Abstract 11894: Deficiencies of Water-soluble Vitamin Intake Predict Shorter Event-free Survival in Patients With Heart Failure
Introduction: Water-soluble vitamins play an important role in producing adenosine triphosphate and decreasing oxidative stress. Because water-soluble vitamins are not stored, inadequate dietary intake leads to water-soluble vitamin deficiencies, which may be associated with adverse health effects. Patients with heart failure (HF) are at risk for water-soluble vitamin deficiencies even if their water-soluble vitamin intakes meet dietary recommended intake as diuretics are routinely prescribed to this population. However, there are few studies, which have measured the relationship between deficiencies of water-soluble vitamin intake and outcomes in HF.
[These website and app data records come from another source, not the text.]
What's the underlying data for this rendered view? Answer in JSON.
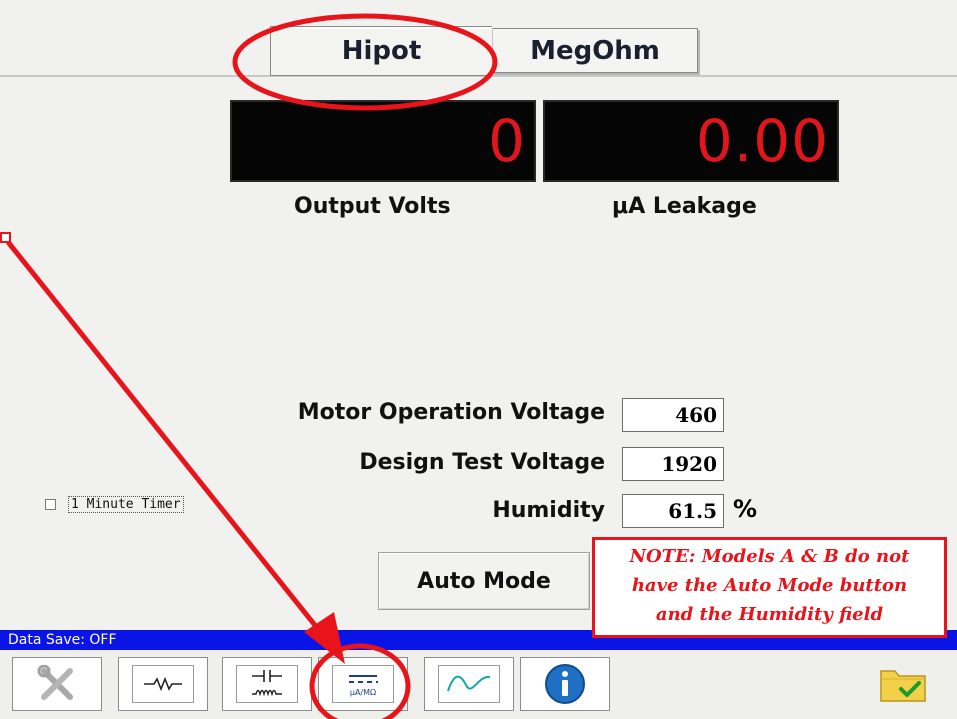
{
  "tabs": [
    {
      "label": "Hipot",
      "active": true
    },
    {
      "label": "MegOhm",
      "active": false
    }
  ],
  "displays": {
    "output_volts": {
      "value": "0",
      "label": "Output Volts"
    },
    "leakage": {
      "value": "0.00",
      "label": "μA Leakage"
    }
  },
  "fields": [
    {
      "label": "Motor Operation Voltage",
      "value": "460"
    },
    {
      "label": "Design Test Voltage",
      "value": "1920"
    },
    {
      "label": "Humidity",
      "value": "61.5",
      "unit": "%"
    }
  ],
  "timer": {
    "label": "1 Minute Timer",
    "checked": false
  },
  "auto_mode": {
    "label": "Auto Mode"
  },
  "note": {
    "line1": "NOTE: Models A & B do not",
    "line2": "have the Auto Mode button",
    "line3": "and the Humidity field"
  },
  "status": {
    "text": "Data Save: OFF"
  },
  "toolbar": {
    "buttons": [
      {
        "icon": "tools-icon"
      },
      {
        "icon": "resistor-icon"
      },
      {
        "icon": "capacitor-inductor-icon"
      },
      {
        "icon": "dc-microamp-megohm-icon",
        "caption": "μA/MΩ"
      },
      {
        "icon": "waveform-icon"
      },
      {
        "icon": "info-icon"
      },
      {
        "icon": "folder-check-icon"
      }
    ]
  },
  "colors": {
    "display_digits": "#e0161b",
    "annotation_red": "#e8141a",
    "status_bar": "#0a14e6"
  }
}
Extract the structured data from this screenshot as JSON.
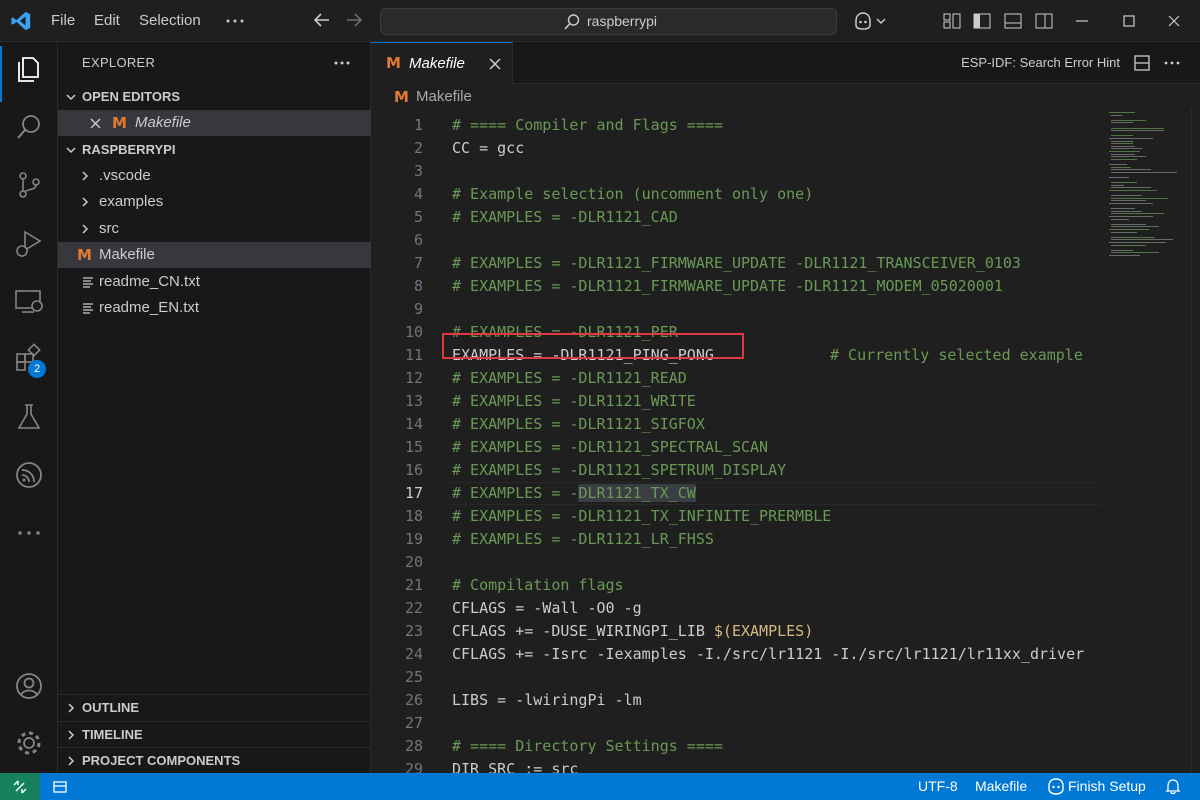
{
  "titlebar": {
    "menu": [
      "File",
      "Edit",
      "Selection"
    ],
    "more": "...",
    "search": "raspberrypi"
  },
  "activity": {
    "extensions_badge": "2"
  },
  "sidebar": {
    "title": "EXPLORER",
    "open_editors_header": "OPEN EDITORS",
    "open_editor_file": "Makefile",
    "project_header": "RASPBERRYPI",
    "tree": [
      {
        "label": ".vscode",
        "type": "folder"
      },
      {
        "label": "examples",
        "type": "folder"
      },
      {
        "label": "src",
        "type": "folder"
      },
      {
        "label": "Makefile",
        "type": "makefile"
      },
      {
        "label": "readme_CN.txt",
        "type": "text"
      },
      {
        "label": "readme_EN.txt",
        "type": "text"
      }
    ],
    "outline": "OUTLINE",
    "timeline": "TIMELINE",
    "project_components": "PROJECT COMPONENTS"
  },
  "editor": {
    "tab_label": "Makefile",
    "hint": "ESP-IDF: Search Error Hint",
    "breadcrumb": "Makefile",
    "current_line": 17,
    "lines": [
      {
        "n": "1",
        "t": "# ==== Compiler and Flags ===="
      },
      {
        "n": "2",
        "t": "CC = gcc"
      },
      {
        "n": "3",
        "t": ""
      },
      {
        "n": "4",
        "t": "# Example selection (uncomment only one)"
      },
      {
        "n": "5",
        "t": "# EXAMPLES = -DLR1121_CAD"
      },
      {
        "n": "6",
        "t": ""
      },
      {
        "n": "7",
        "t": "# EXAMPLES = -DLR1121_FIRMWARE_UPDATE -DLR1121_TRANSCEIVER_0103"
      },
      {
        "n": "8",
        "t": "# EXAMPLES = -DLR1121_FIRMWARE_UPDATE -DLR1121_MODEM_05020001"
      },
      {
        "n": "9",
        "t": ""
      },
      {
        "n": "10",
        "t": "# EXAMPLES = -DLR1121_PER"
      },
      {
        "n": "11",
        "t": "EXAMPLES = -DLR1121_PING_PONG"
      },
      {
        "n": "12",
        "t": "# EXAMPLES = -DLR1121_READ"
      },
      {
        "n": "13",
        "t": "# EXAMPLES = -DLR1121_WRITE"
      },
      {
        "n": "14",
        "t": "# EXAMPLES = -DLR1121_SIGFOX"
      },
      {
        "n": "15",
        "t": "# EXAMPLES = -DLR1121_SPECTRAL_SCAN"
      },
      {
        "n": "16",
        "t": "# EXAMPLES = -DLR1121_SPETRUM_DISPLAY"
      },
      {
        "n": "17",
        "t": "# EXAMPLES = -DLR1121_TX_CW"
      },
      {
        "n": "18",
        "t": "# EXAMPLES = -DLR1121_TX_INFINITE_PRERMBLE"
      },
      {
        "n": "19",
        "t": "# EXAMPLES = -DLR1121_LR_FHSS"
      },
      {
        "n": "20",
        "t": ""
      },
      {
        "n": "21",
        "t": "# Compilation flags"
      },
      {
        "n": "22",
        "t": "CFLAGS = -Wall -O0 -g"
      },
      {
        "n": "23",
        "t": "CFLAGS += -DUSE_WIRINGPI_LIB "
      },
      {
        "n": "24",
        "t": "CFLAGS += -Isrc -Iexamples -I./src/lr1121 -I./src/lr1121/lr11xx_driver"
      },
      {
        "n": "25",
        "t": ""
      },
      {
        "n": "26",
        "t": "LIBS = -lwiringPi -lm"
      },
      {
        "n": "27",
        "t": ""
      },
      {
        "n": "28",
        "t": "# ==== Directory Settings ===="
      },
      {
        "n": "29",
        "t": "DIR_SRC := src"
      }
    ],
    "line11_comment": "# Currently selected example",
    "line23_var": "$(EXAMPLES)",
    "line17_prefix": "# EXAMPLES = -",
    "line17_selected": "DLR1121_TX_CW"
  },
  "statusbar": {
    "encoding": "UTF-8",
    "language": "Makefile",
    "finish_setup": "Finish Setup"
  },
  "colors": {
    "accent": "#0078d4",
    "comment": "#6a9955",
    "makefile_icon": "#e37933",
    "highlight_box": "#e0393e",
    "remote": "#16825d"
  }
}
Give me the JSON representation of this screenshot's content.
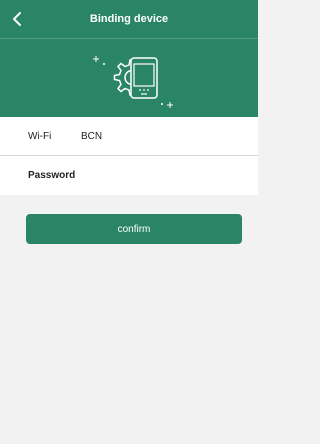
{
  "header": {
    "title": "Binding device",
    "back_icon": "chevron-left-icon",
    "hero_icon": "phone-gear-icon",
    "bg_color": "#2a8566"
  },
  "form": {
    "wifi": {
      "label": "Wi-Fi",
      "value": "BCN"
    },
    "password": {
      "label": "Password",
      "value": ""
    }
  },
  "actions": {
    "confirm_label": "confirm",
    "accent_color": "#2a8566"
  }
}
Purpose: To determine whether deficiencies of water-soluble vitamin intake predicted event-free survival in patients with HF
Methods: Using a prospective, observational study design, patients with HF were recruited from HF clinics. A total of 216 patients with HF (61years; 34.3% female; 53.7% NYHA I/II; 71.8% LVEF ≤ 40%) were included in this analysis. Four-day food diary analyzed by Nutrition Data System-Research software was used to determine water-soluble vitamin dietary deficiencies (i.e., 8 B vitamins and vitamin C). Event-free survival was defined as a composite endpoint of all-cause death, cardiac hospitalization, or emergency department visit for cardiac reasons. Monthly calls to patient or family and medical record reviews were used to determine event-free survival for 12 months.
Results: The average number of water-soluble vitamin deficiencies was 1 (SD 1.24) with the range of 0 -7. There were 63 events during the median follow-up of 356 days. Multivariable Cox regression showed that each unit increase in the number of water-soluble vitamin deficiencies was associated with a 1.3-fold increase in risk for an event (95% CI 1.02-1.66), after adjusting for age, gender, NYHA functional class, reduced LV function (i.e., LVEF≤ 40%), N-terminal pro B-type natriuretic peptide, total comorbidities, and use of diuretics (yes/no).
Conclusions: Deficiencies of water-soluble vitamin intake were associated with a shorter event-free survival in patients with HF. This result suggests a potential benefit to correcting water-soluble vitamin deficiencies in this population.
Author Disclosures: K. Lee: None. J. Park: None. D.K. Moser: Research Grant; Significant; NINR. S.B. Dunbar: None. S.J. Pressler: None. T.A. Lennie: Research Grant; Significant; NINR.
- © 2016 by American Heart Association, Inc.